However, in Pennsylvania, the law limits the amount of money you can recover if the dog attacks you but the owner is not negligent. In this case, you can only recover medical expenses for your injuries. If you want to get other damages, such as for lost income or pain and suffering, you have to show the owner was negligent. Showing the owner is negligent is not a case of strict liability.

The test for strict liability in dog bite cases is: 

  • The defendant owns the dog
  • The dog bit the person bringing the lawsuit
  • The dog bite caused the person’s injuries

The dog owner has two possible defences in a case of strict liability:

  • The dog was provoked, or
  • The defendant was trespassing on the property.

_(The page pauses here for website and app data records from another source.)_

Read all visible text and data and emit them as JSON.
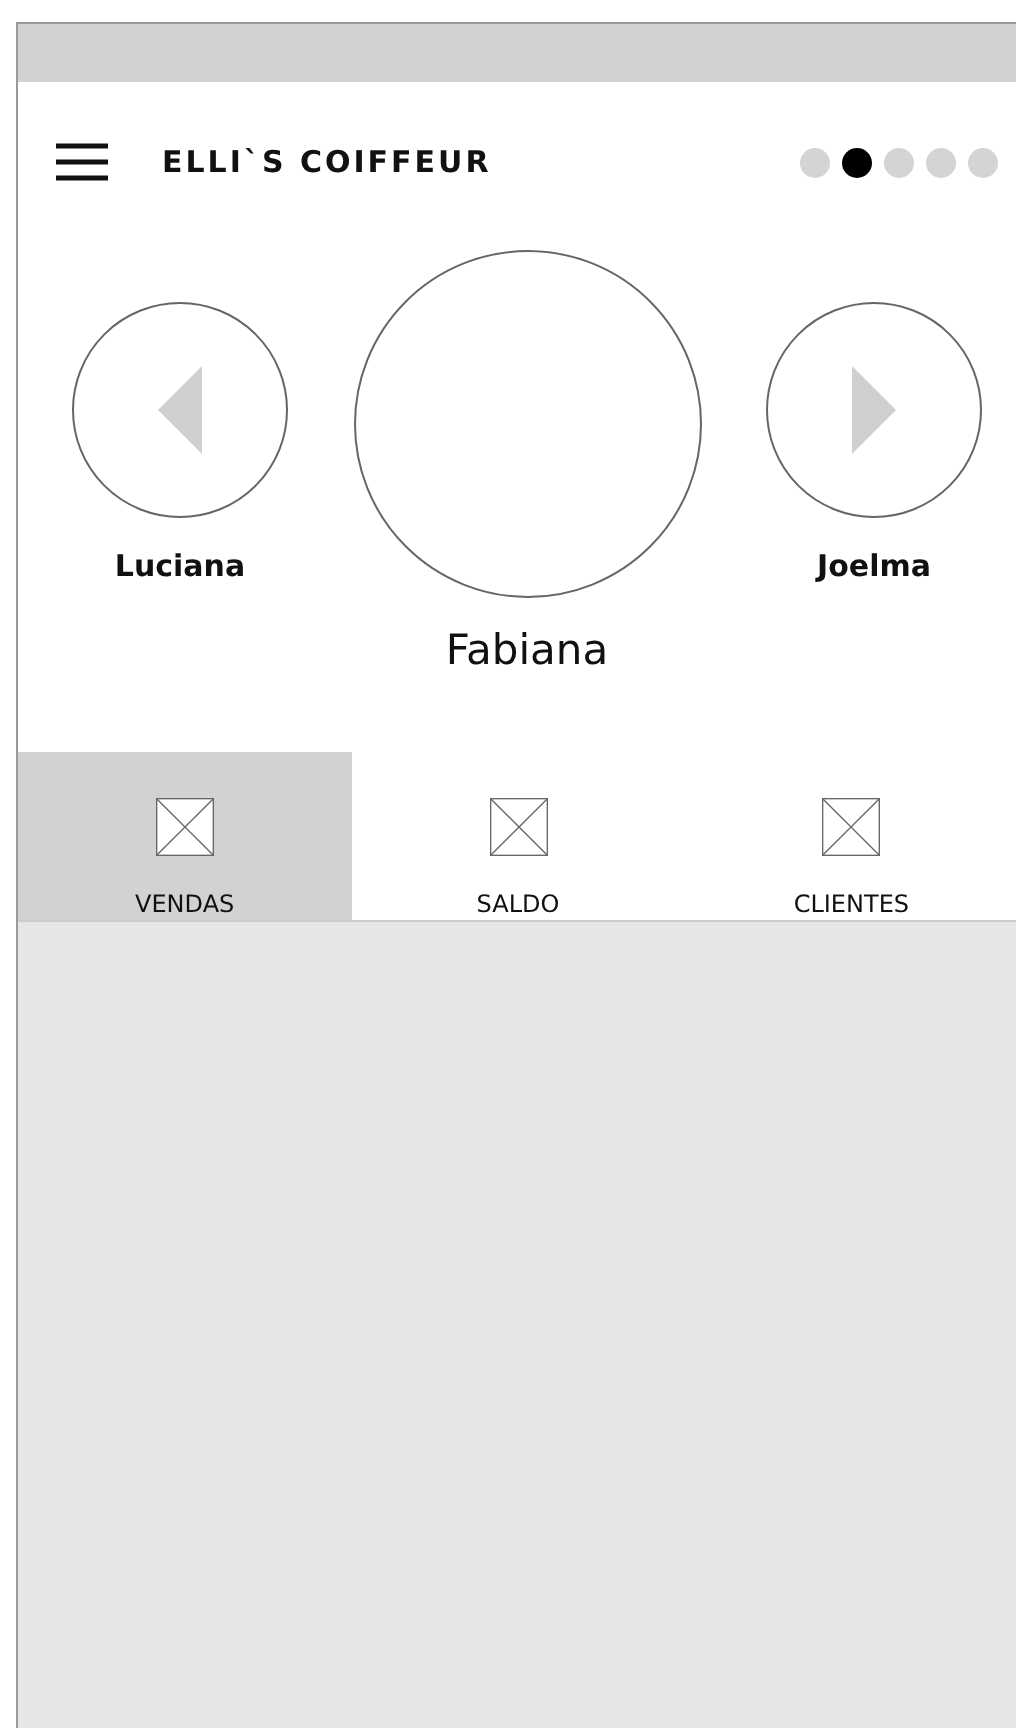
{
  "header": {
    "title": "ELLI`S COIFFEUR"
  },
  "page_dots": [
    {
      "selected": false
    },
    {
      "selected": true
    },
    {
      "selected": false
    },
    {
      "selected": false
    },
    {
      "selected": false
    }
  ],
  "profiles": [
    {
      "name": "Luciana",
      "kind": "previous"
    },
    {
      "name": "Fabiana",
      "kind": "current"
    },
    {
      "name": "Joelma",
      "kind": "next"
    }
  ],
  "tabs": [
    {
      "label": "VENDAS",
      "selected": true
    },
    {
      "label": "SALDO",
      "selected": false
    },
    {
      "label": "CLIENTES",
      "selected": false
    }
  ]
}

If either defence applies, the owner will not be liable in a strict liability case. 

If you want to recover more than medical expenses, you have to show the owner was negligent. The test for negligence is: 

  • Proving the owner knew the dog had “unmistakable vicious tendencies,” and
  • The owner failed to take reasonable steps to control the dog.

If the person who got the bite somehow bore some fault for their injuries, the dog owner may not have full liability in a negligence case. Even if the lawsuit succeeds, the money you get may be reduced according to how big a role you played in the incident.

Dangerous Activities

Sometimes a person does something so dangerous they can be held strictly liable for the harm that results, even if they are not otherwise negligent. 

A common example is storing explosives in a residence. There is a high likelihood someone could experience injuries in these circumstances. In these cases a person bringing a lawsuit would not be required to have exercised reasonable care to prevent being injured. 

The general test for dangerous activities is: 

  • The person engaged in an ultrahazardous or inherently dangerous activity
  • The activity caused a high risk for injury
  • The plaintiff was injured because of the dangerous activity
  • The defendant could have predicted those injuries

There are ways to defend against a strict liability claim for dangerous activities as well. The person being sued could say the injuries were not substantially the result of the dangerous activity, but mostly from another cause.

Bring Your Strict Liability Claim To Us

The strict liability rule can make it easier for people who have been injured to get damages. If you fail to prove all parts of the strict liability law test, your claim will fail. 

The best way to ensure success in your case is to talk to a lawyer. The attorneys at McEldrew Purtell offer a free consultation. Contact us today to see if we can get you compensation for your injuries.